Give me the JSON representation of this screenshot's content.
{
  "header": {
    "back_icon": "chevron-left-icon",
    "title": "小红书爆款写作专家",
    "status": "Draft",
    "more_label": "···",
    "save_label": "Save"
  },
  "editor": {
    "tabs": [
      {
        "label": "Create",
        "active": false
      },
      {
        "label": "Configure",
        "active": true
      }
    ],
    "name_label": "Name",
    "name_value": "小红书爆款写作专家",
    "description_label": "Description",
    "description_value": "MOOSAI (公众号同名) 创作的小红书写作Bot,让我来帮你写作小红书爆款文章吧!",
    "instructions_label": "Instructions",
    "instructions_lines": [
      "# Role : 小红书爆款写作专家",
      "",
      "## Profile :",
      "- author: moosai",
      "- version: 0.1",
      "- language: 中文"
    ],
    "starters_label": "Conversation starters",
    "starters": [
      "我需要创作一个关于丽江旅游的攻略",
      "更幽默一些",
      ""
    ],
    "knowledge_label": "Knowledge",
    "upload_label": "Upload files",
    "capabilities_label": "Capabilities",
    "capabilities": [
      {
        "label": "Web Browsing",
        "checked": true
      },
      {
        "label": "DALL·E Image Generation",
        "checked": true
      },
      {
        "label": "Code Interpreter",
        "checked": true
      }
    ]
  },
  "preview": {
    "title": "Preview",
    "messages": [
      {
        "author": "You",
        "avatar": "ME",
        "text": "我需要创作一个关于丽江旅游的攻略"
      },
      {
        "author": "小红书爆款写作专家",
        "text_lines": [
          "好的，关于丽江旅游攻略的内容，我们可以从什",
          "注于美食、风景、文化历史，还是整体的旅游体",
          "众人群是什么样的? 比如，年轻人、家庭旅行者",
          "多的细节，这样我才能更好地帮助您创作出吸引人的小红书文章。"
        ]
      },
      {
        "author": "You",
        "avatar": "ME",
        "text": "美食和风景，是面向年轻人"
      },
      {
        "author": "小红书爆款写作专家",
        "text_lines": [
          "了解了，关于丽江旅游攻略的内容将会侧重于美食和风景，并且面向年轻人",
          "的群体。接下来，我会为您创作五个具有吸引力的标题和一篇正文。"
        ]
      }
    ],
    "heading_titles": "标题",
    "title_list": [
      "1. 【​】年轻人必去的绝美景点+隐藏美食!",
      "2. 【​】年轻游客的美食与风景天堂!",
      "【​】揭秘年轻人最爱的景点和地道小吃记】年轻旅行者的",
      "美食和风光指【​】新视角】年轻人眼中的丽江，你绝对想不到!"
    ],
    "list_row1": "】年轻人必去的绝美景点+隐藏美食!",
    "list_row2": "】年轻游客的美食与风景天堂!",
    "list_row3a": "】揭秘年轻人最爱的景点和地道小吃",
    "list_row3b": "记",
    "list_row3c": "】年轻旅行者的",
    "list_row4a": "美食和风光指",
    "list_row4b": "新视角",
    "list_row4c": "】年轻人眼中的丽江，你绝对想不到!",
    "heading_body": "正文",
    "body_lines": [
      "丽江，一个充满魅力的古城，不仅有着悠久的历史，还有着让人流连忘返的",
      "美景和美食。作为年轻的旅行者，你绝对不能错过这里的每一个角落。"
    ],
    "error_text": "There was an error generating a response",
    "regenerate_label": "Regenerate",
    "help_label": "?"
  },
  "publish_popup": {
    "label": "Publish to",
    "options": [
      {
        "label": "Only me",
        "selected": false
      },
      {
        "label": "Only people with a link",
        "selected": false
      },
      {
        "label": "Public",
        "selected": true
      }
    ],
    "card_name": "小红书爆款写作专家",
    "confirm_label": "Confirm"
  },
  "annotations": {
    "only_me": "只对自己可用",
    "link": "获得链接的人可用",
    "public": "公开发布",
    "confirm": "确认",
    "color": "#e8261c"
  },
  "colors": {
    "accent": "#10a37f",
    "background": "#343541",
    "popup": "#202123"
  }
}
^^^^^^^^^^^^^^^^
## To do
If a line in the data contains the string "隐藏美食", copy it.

## Reply to the exercise
      "1. 【​】年轻人必去的绝美景点+隐藏美食!",
    "list_row1": "】年轻人必去的绝美景点+隐藏美食!",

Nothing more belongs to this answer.